▸ LISTED RECORDS:
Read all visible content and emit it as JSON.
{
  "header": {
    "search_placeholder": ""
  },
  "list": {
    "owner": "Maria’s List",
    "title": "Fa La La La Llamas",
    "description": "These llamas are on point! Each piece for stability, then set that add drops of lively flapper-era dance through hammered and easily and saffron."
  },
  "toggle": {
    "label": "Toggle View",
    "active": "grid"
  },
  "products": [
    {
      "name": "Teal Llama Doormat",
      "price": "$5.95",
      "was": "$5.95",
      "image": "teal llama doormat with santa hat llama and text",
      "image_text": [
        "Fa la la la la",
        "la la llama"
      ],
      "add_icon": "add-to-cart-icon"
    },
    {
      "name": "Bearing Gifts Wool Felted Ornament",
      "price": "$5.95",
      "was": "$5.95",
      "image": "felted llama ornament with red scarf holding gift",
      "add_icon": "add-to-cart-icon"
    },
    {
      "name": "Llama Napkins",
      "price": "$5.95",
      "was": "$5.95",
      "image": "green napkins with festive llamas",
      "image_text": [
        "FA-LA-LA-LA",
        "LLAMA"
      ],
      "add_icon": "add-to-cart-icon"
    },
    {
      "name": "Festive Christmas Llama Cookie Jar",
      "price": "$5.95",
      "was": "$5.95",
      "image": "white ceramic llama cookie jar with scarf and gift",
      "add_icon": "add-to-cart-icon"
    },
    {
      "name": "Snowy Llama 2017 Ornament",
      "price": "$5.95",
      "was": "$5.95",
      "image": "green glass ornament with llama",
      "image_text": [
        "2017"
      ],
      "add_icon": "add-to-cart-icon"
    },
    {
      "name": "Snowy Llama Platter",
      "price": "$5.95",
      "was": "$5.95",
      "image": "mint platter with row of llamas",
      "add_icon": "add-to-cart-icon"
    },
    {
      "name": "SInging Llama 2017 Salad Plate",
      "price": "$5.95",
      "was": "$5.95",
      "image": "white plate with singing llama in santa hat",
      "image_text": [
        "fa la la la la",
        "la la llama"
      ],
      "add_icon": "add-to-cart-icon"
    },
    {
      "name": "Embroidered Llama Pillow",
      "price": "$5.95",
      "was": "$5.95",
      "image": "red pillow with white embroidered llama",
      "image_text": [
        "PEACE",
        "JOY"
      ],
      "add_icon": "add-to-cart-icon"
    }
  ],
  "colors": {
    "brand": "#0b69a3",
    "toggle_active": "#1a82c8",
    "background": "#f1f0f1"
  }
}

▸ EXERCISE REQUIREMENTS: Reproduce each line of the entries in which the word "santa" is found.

▸ PROBLEM SOLUTION:
      "image": "teal llama doormat with santa hat llama and text",
      "image": "white plate with singing llama in santa hat",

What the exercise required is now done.